Element data from apps and pages
========================

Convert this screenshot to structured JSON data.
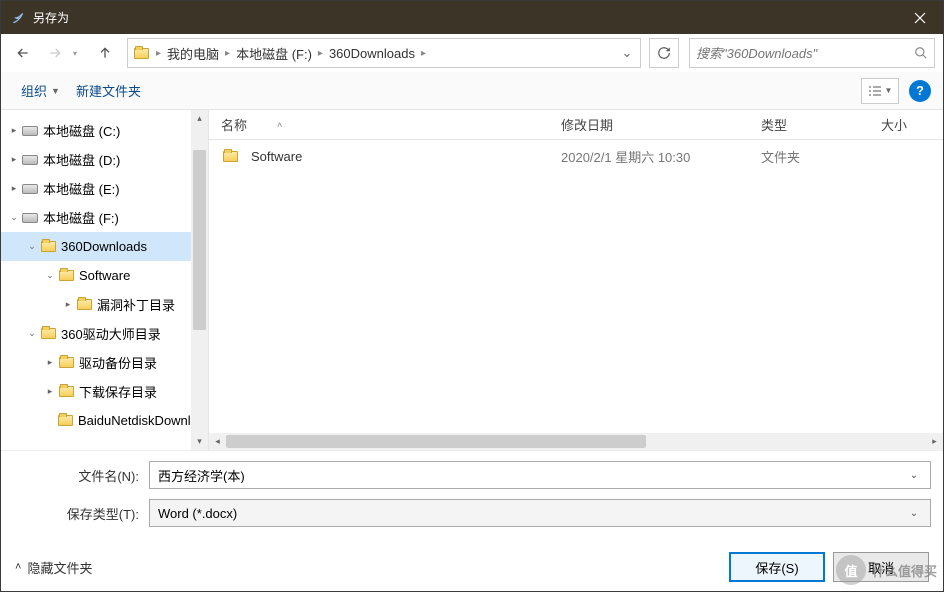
{
  "title": "另存为",
  "breadcrumbs": [
    "我的电脑",
    "本地磁盘 (F:)",
    "360Downloads"
  ],
  "search": {
    "placeholder": "搜索\"360Downloads\""
  },
  "toolbar": {
    "organize": "组织",
    "newfolder": "新建文件夹"
  },
  "columns": {
    "name": "名称",
    "date": "修改日期",
    "type": "类型",
    "size": "大小"
  },
  "tree": {
    "c": "本地磁盘 (C:)",
    "d": "本地磁盘 (D:)",
    "e": "本地磁盘 (E:)",
    "f": "本地磁盘 (F:)",
    "f_360dl": "360Downloads",
    "f_software": "Software",
    "f_patch": "漏洞补丁目录",
    "f_driver": "360驱动大师目录",
    "f_backup": "驱动备份目录",
    "f_dlsave": "下载保存目录",
    "f_baidu": "BaiduNetdiskDownload"
  },
  "files": [
    {
      "name": "Software",
      "date": "2020/2/1 星期六 10:30",
      "type": "文件夹",
      "size": ""
    }
  ],
  "form": {
    "filename_label": "文件名(N):",
    "filename_value": "西方经济学(本)",
    "filetype_label": "保存类型(T):",
    "filetype_value": "Word (*.docx)"
  },
  "footer": {
    "hide": "隐藏文件夹",
    "save": "保存(S)",
    "cancel": "取消"
  },
  "watermark": "什么值得买"
}
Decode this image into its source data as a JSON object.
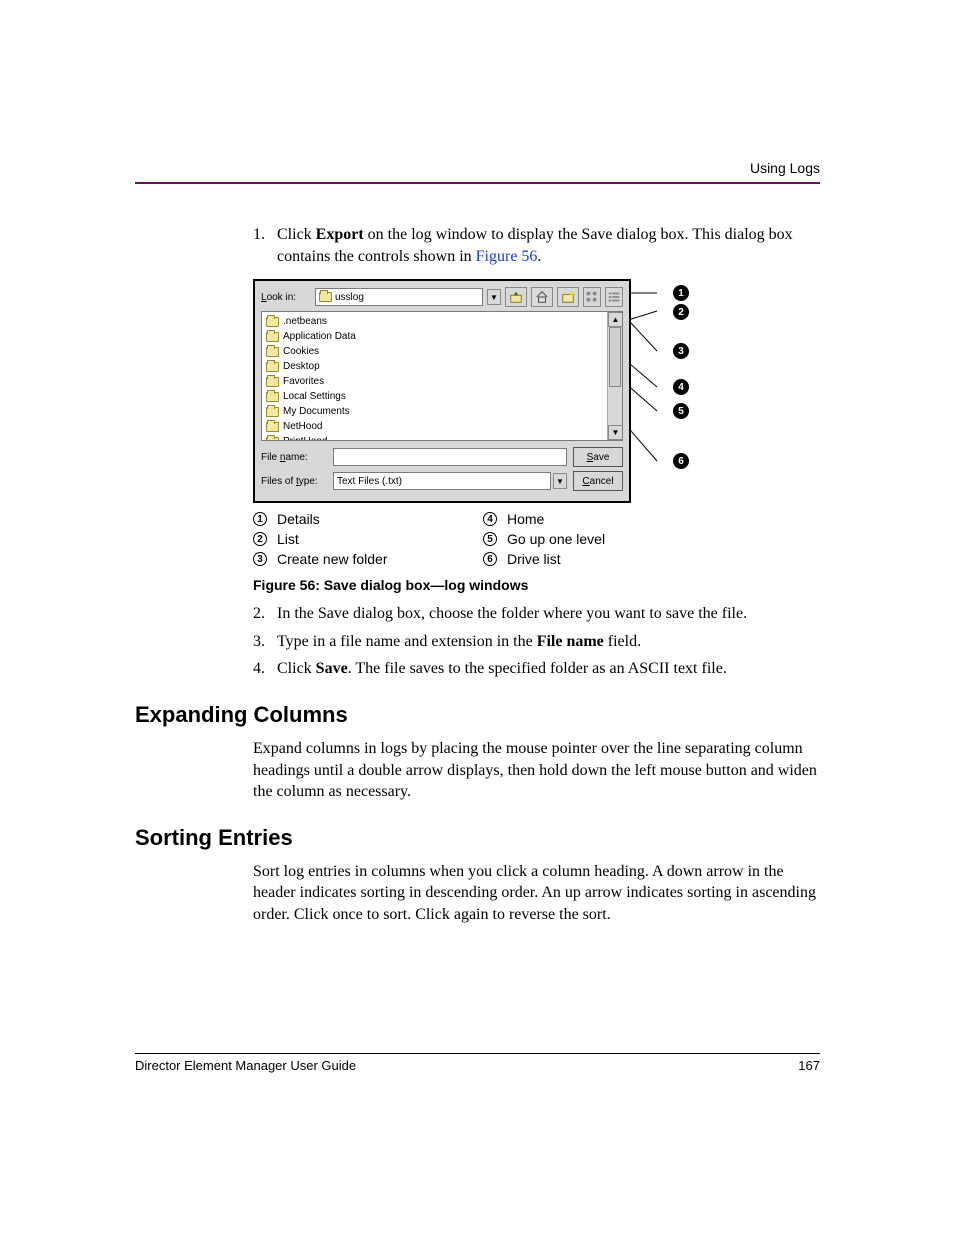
{
  "header": {
    "section": "Using Logs"
  },
  "steps_top": [
    {
      "n": "1.",
      "pre": "Click ",
      "bold": "Export",
      "post": " on the log window to display the Save dialog box. This dialog box contains the controls shown in ",
      "link": "Figure 56",
      "tail": "."
    }
  ],
  "dialog": {
    "look_in_label": "Look in:",
    "look_in_value": "usslog",
    "items": [
      ".netbeans",
      "Application Data",
      "Cookies",
      "Desktop",
      "Favorites",
      "Local Settings",
      "My Documents",
      "NetHood",
      "PrintHood"
    ],
    "file_name_label": "File name:",
    "file_name_value": "",
    "files_type_label": "Files of type:",
    "files_type_value": "Text Files (.txt)",
    "save_btn": "Save",
    "cancel_btn": "Cancel"
  },
  "callouts": [
    "1",
    "2",
    "3",
    "4",
    "5",
    "6"
  ],
  "legend": {
    "left": [
      {
        "n": "1",
        "t": "Details"
      },
      {
        "n": "2",
        "t": "List"
      },
      {
        "n": "3",
        "t": "Create new folder"
      }
    ],
    "right": [
      {
        "n": "4",
        "t": "Home"
      },
      {
        "n": "5",
        "t": "Go up one level"
      },
      {
        "n": "6",
        "t": "Drive list"
      }
    ]
  },
  "caption": "Figure 56:  Save dialog box—log windows",
  "steps_bottom": [
    {
      "n": "2.",
      "txt": "In the Save dialog box, choose the folder where you want to save the file."
    },
    {
      "n": "3.",
      "pre": "Type in a file name and extension in the ",
      "bold": "File name",
      "post": " field."
    },
    {
      "n": "4.",
      "pre": "Click ",
      "bold": "Save",
      "post": ". The file saves to the specified folder as an ASCII text file."
    }
  ],
  "sections": {
    "expanding_title": "Expanding Columns",
    "expanding_body": "Expand columns in logs by placing the mouse pointer over the line separating column headings until a double arrow displays, then hold down the left mouse button and widen the column as necessary.",
    "sorting_title": "Sorting Entries",
    "sorting_body": "Sort log entries in columns when you click a column heading. A down arrow in the header indicates sorting in descending order. An up arrow indicates sorting in ascending order. Click once to sort. Click again to reverse the sort."
  },
  "footer": {
    "left": "Director Element Manager User Guide",
    "right": "167"
  }
}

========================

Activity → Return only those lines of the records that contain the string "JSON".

The completed task →
Convert this screenshot to structured JSON data.
Decode this image into its source data as a JSON object.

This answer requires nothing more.